EXERCISE INSTRUCTIONS.
Only lines holding the word "Packet" should be copied from the material.

ENTRIES SHOWN.

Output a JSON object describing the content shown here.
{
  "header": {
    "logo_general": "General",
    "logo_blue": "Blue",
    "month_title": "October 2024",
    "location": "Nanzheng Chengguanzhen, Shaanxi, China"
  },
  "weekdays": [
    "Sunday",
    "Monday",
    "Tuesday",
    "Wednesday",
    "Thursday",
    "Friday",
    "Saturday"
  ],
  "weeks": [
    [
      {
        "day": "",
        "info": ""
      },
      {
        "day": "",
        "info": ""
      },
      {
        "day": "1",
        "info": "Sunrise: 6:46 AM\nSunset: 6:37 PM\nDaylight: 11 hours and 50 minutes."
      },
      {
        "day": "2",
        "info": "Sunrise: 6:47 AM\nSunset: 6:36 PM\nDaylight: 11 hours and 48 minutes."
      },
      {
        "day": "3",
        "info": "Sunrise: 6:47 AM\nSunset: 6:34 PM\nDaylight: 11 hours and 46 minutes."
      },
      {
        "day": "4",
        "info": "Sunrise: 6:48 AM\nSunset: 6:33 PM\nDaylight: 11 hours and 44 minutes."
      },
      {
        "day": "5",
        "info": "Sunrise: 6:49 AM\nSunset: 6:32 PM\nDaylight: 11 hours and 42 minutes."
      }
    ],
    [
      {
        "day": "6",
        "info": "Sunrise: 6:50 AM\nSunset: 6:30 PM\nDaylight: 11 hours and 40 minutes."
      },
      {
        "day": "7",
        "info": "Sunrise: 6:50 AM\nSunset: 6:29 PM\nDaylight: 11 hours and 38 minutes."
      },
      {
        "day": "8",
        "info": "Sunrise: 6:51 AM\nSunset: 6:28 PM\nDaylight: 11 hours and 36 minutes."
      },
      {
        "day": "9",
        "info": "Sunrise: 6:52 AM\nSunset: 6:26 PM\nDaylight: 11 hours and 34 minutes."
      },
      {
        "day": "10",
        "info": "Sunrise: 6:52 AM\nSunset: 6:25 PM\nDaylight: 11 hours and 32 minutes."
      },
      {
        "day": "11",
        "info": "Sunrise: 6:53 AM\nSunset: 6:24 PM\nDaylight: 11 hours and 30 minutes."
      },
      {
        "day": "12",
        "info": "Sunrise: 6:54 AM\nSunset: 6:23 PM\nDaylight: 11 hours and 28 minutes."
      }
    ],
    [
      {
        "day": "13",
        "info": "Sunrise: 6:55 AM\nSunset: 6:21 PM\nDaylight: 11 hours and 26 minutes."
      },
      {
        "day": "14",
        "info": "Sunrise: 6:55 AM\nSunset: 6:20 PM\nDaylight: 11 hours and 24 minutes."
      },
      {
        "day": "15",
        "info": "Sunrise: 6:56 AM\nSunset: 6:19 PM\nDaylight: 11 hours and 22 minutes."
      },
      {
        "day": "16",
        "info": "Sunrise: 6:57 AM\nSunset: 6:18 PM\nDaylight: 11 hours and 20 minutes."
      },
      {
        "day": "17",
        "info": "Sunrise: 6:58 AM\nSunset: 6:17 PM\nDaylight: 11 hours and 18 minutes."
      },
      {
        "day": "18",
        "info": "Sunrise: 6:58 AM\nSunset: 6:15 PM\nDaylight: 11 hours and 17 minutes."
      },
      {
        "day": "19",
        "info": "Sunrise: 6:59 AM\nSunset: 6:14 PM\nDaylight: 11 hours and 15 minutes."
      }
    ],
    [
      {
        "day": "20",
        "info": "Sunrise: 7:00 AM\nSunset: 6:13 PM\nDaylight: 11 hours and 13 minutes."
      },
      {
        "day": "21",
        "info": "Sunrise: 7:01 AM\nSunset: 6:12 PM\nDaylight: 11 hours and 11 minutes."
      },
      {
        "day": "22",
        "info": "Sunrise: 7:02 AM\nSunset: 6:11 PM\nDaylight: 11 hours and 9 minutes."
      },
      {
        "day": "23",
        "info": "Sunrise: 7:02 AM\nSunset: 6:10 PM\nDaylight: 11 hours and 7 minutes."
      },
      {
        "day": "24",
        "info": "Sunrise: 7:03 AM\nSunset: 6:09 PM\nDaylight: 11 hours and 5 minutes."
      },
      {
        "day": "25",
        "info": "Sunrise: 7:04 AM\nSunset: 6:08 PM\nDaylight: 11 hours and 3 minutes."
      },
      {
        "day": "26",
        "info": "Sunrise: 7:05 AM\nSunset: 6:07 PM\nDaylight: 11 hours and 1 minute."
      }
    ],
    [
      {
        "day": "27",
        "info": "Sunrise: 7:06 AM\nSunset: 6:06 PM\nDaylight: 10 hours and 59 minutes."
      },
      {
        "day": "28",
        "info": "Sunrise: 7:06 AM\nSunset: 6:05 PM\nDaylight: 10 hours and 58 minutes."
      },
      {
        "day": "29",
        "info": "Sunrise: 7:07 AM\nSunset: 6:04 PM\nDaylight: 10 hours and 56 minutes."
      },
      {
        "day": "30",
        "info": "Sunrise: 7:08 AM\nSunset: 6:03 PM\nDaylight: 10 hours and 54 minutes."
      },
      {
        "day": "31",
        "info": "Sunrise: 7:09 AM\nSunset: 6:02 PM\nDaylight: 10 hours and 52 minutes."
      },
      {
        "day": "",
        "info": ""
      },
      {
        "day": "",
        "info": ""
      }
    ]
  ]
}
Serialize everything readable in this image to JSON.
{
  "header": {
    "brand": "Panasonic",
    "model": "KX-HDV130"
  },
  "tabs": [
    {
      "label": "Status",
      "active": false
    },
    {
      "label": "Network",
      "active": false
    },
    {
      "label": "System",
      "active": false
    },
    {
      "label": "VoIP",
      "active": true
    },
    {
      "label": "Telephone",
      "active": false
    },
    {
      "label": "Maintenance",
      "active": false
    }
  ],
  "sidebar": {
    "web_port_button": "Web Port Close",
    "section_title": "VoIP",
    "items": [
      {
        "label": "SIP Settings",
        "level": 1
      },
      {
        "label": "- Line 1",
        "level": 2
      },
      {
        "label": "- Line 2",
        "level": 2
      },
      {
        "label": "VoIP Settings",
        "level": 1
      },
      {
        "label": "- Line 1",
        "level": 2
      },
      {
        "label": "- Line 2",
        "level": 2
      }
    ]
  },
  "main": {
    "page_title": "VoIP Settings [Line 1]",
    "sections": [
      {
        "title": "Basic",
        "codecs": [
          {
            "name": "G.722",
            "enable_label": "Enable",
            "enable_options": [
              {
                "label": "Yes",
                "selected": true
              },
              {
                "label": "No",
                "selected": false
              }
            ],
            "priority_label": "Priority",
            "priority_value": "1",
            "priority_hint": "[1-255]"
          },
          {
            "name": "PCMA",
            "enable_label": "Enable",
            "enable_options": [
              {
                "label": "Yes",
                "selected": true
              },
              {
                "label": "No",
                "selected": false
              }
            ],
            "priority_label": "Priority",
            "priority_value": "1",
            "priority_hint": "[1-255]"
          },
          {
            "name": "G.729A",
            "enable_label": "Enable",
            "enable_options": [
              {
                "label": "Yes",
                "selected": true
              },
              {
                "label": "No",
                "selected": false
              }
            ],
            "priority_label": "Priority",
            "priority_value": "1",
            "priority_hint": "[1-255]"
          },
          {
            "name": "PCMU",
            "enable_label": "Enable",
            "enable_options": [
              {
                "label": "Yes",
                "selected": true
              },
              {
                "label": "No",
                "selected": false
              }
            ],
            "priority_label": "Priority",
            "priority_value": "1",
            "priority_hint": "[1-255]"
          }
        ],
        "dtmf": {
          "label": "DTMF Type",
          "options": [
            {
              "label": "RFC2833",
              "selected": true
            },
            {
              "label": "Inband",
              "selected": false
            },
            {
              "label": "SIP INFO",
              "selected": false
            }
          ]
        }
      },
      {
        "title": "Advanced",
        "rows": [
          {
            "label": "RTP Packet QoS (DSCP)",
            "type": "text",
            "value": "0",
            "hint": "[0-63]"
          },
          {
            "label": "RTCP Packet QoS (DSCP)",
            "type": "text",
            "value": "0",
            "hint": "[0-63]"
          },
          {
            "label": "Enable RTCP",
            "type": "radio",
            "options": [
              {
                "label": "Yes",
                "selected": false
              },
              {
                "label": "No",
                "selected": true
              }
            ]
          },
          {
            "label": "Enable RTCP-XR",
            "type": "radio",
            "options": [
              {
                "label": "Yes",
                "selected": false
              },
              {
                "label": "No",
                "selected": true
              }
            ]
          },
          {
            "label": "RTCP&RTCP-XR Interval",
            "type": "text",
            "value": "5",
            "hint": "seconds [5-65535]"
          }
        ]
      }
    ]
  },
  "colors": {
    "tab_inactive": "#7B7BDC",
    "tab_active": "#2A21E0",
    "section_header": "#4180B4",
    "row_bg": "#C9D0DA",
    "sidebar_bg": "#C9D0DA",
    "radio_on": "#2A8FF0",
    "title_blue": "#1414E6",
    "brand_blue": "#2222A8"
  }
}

SOLUTION FOR THIS TASK.
            "label": "RTP Packet QoS (DSCP)",
            "label": "RTCP Packet QoS (DSCP)",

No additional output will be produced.